“Feminine writing is a place which is not economically or politically indebted to all the vileness and compromise; that is not obliged to reproduce the system. That is writing.” French philosopher and literary critic Helene Cixous is perhaps best known for the concept of l’ecriture feminine, but she’s also a novelist and a playwright; her 1999 play Tambours sur la digue (“Drums on the Dyke”) was developed in conjunction with Europe’s radical Theatre du Soleil. Based on a 15th-century Chinese folktale and performed by actors dressed as Japanese Bunraku puppets and puppeteers, the piece addresses the class conflict that results when a river threatens to flood the surrounding villages. Filmed excerpts from the stage production–which was described as “visually stunning” by New York magazine in 2000–will be screened tonight at 6 as part of a program that includes an introduction to Theatre du Soleil by Northwestern University theater professor Craig Kinzer and a discussion with Cixous and actress Myriam Azencot. It’s at the university’s Annie May Swift Auditorium, 1920 Campus Dr. in Evanston. On Tuesday, October 7, at 6 PM, Cixous will give a lecture called “The Book I Do Not Write: Discovering the Interior Stage–Books and Plays at War With the Author” at the McCormick Tribune Center, 1870 Campus Dr. in Evanston. She’ll give a second talk (also at 6) on Thursday, October 9, titled “Evening at the Corner of the Two Worlds: A Chronicle of Creation With the Theatre du Soleil” in Lincoln Hall at Northwestern’s School of Law, 357 E. Chicago in Chicago. All events are free. For more information see www.communication.northwestern.edu or call 847-491-5490.

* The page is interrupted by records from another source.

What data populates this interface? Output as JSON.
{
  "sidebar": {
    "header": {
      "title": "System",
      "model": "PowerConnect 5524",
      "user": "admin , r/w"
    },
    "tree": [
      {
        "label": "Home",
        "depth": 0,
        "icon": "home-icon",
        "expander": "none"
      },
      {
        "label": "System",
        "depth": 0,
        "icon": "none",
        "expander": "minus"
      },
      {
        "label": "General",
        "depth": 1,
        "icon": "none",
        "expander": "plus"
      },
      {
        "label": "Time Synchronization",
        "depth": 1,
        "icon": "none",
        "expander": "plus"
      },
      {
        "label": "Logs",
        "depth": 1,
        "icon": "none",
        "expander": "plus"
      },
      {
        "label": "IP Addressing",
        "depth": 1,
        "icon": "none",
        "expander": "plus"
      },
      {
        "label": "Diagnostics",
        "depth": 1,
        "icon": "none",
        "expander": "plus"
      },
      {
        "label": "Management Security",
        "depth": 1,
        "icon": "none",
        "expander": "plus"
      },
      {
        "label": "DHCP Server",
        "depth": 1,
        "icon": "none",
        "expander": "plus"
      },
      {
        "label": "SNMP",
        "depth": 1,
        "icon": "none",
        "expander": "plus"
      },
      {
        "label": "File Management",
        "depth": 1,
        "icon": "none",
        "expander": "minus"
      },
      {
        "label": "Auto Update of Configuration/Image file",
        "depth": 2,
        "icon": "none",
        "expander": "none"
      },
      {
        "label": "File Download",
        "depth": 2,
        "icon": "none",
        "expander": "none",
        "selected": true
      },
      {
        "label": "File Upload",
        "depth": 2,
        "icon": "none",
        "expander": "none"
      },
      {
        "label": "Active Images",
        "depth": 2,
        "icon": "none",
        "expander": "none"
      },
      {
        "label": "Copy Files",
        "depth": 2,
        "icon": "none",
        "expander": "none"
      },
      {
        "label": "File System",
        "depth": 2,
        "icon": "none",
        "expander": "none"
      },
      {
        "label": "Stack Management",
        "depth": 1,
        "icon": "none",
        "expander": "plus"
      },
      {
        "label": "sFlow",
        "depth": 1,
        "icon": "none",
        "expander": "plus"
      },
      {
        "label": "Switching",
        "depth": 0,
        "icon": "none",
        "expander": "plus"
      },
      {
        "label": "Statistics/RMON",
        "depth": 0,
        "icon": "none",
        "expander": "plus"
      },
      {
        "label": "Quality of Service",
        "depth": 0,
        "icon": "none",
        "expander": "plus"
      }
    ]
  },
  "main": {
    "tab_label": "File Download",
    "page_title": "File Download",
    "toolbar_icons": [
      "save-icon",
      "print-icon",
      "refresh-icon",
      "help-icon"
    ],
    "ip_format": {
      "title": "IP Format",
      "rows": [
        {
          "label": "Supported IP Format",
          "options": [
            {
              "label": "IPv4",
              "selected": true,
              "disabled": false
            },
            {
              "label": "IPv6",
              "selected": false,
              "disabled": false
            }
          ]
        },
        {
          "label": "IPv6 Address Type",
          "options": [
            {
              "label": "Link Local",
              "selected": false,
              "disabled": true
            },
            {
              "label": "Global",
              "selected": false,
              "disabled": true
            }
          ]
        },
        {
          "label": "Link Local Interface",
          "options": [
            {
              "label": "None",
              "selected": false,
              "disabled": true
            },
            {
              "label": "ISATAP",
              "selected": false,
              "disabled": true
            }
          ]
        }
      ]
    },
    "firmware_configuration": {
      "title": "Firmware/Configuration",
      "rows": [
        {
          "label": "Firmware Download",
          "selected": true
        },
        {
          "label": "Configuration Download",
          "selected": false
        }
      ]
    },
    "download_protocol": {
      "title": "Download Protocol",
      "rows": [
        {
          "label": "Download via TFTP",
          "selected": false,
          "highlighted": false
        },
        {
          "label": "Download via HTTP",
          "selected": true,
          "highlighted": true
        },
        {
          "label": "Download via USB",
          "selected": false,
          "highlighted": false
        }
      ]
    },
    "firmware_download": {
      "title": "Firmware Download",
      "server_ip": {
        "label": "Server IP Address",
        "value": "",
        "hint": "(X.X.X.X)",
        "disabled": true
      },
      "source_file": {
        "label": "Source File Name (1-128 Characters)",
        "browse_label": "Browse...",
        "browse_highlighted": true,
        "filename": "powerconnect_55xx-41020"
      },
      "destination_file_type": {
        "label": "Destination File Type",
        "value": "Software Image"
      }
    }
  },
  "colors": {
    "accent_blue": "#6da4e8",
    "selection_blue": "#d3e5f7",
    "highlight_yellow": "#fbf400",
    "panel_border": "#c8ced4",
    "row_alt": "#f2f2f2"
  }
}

Not in Our Name’s Youth and Student Network, one of the organizing forces behind the March 5 student strike that inspired hundreds of thousands of high school and college students around the world to walk out of classes in protest of U.S. policy in Iraq, is now urging its constituencey to rise up against military recruitment in schools. Today, the second anniversary of the start of U.S. bombing in Afghanistan, organizers are urging students to walk out of classes, hold speak-outs and teach-ins, perform street theater, and engage in direct action at recruitment centers. In Chicago there’ll be an open speak-out for all interested parties at 2:30 at the corner of Lincoln and Halsted. Call 773-430-4699 or see www.notinourname.net for more information.

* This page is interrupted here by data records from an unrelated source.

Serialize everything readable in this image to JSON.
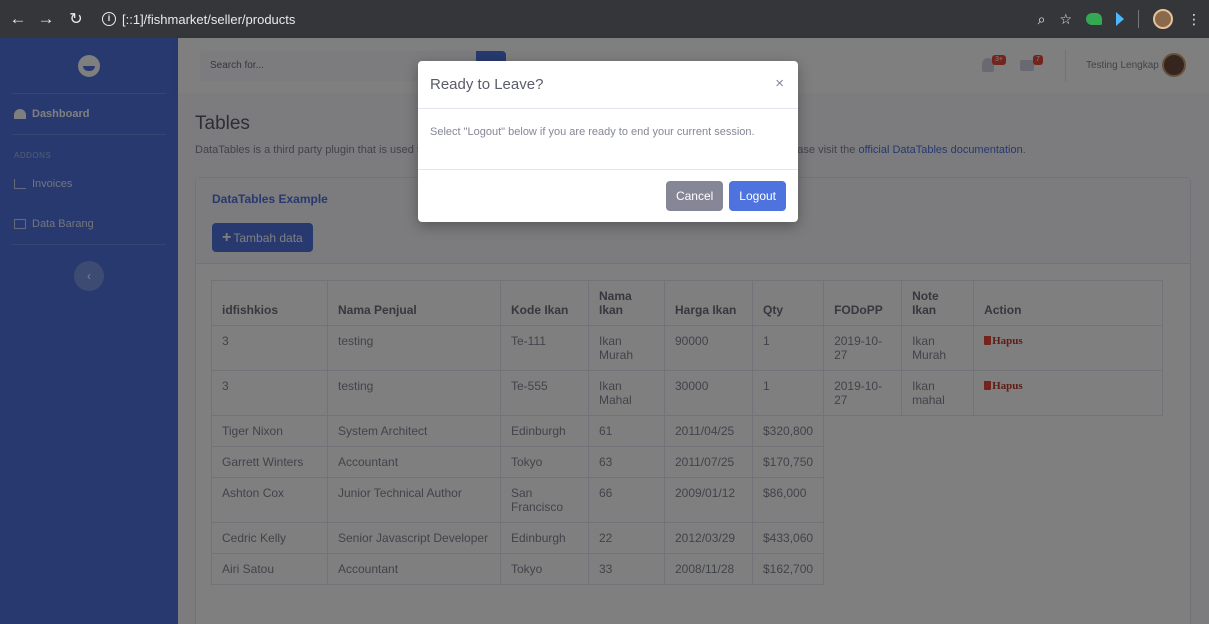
{
  "browser": {
    "url": "[::1]/fishmarket/seller/products"
  },
  "sidebar": {
    "dashboard": "Dashboard",
    "addons_heading": "ADDONS",
    "invoices": "Invoices",
    "data_barang": "Data Barang",
    "toggle_glyph": "‹"
  },
  "topbar": {
    "search_placeholder": "Search for...",
    "alerts_count": "3+",
    "messages_count": "7",
    "user_name": "Testing Lengkap"
  },
  "page": {
    "title": "Tables",
    "desc_prefix": "DataTables is a third party plugin that is used to generate the demo table below. For more information about DataTables, please visit the",
    "desc_link": "official DataTables documentation",
    "desc_suffix": "."
  },
  "card": {
    "title": "DataTables Example",
    "add_label": "Tambah data"
  },
  "table": {
    "headers": [
      "idfishkios",
      "Nama Penjual",
      "Kode Ikan",
      "Nama Ikan",
      "Harga Ikan",
      "Qty",
      "FODoPP",
      "Note Ikan",
      "Action"
    ],
    "rows": [
      [
        "3",
        "testing",
        "Te-111",
        "Ikan Murah",
        "90000",
        "1",
        "2019-10-27",
        "Ikan Murah",
        "Hapus"
      ],
      [
        "3",
        "testing",
        "Te-555",
        "Ikan Mahal",
        "30000",
        "1",
        "2019-10-27",
        "Ikan mahal",
        "Hapus"
      ],
      [
        "Tiger Nixon",
        "System Architect",
        "Edinburgh",
        "61",
        "2011/04/25",
        "$320,800"
      ],
      [
        "Garrett Winters",
        "Accountant",
        "Tokyo",
        "63",
        "2011/07/25",
        "$170,750"
      ],
      [
        "Ashton Cox",
        "Junior Technical Author",
        "San Francisco",
        "66",
        "2009/01/12",
        "$86,000"
      ],
      [
        "Cedric Kelly",
        "Senior Javascript Developer",
        "Edinburgh",
        "22",
        "2012/03/29",
        "$433,060"
      ],
      [
        "Airi Satou",
        "Accountant",
        "Tokyo",
        "33",
        "2008/11/28",
        "$162,700"
      ]
    ]
  },
  "modal": {
    "title": "Ready to Leave?",
    "close": "×",
    "body": "Select \"Logout\" below if you are ready to end your current session.",
    "cancel": "Cancel",
    "logout": "Logout"
  }
}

DePaul University political scientist Maria de los Angeles Torres was six in 1961 when her mother and father sent her to the U.S. as part of Oper-ation Pedro Pan, a program secretly sponsored by the U.S. government to bring more than 14,000 Cuban children to America following Fidel Castro’s decision to replace the island’s Catho-lic schools with Marxist-Leninist “Schools of Revolutionary Instruction.” “I was a lucky child,” says Torres, who stayed with friends and relatives when she first arrived. “My parents came within four months.” About 8,000 of the children were sent to camps and then foster homes–and some never saw their families again. Torres began working on her new book, The Lost Apple, about 11 years ago, when her eldest daughter turned six. “I had all of these questions…. Could I put her on a plane? What led my parents to do this?” Her years of research eventually led to the declassification of documents establishing a link between Operation Pedro Pan and the CIA. She’ll read from and discuss her book tonight at 7:30 at Women & Children First, 5233 N. Clark, Chicago. It’s free; call 773-769-9299.


“You can’t live off scenery, and I wanted to be in a bigger cultural pond before I died,” says fiber artist Lynn Basa about her decision to move here from Seattle last year. She says her new hometown has both inspired her and boosted sales–“which allows me to make more art.” Tonight from 6 to 8 she’ll take part in a free Artists at Work forum called Being Here: How Place Affects Practice, where she’ll be joined by fellow relocated artists Lina Bertucci and Accra Shepp. Part of Chicago Artists’ Month, it’s at the Chicago Cultural Center, 78 E. Washington, Chicago. Call 312-744-6630.

Art accompanying story in printed newspaper (not available in this archive): photo/courtesy Chicago Historical Society.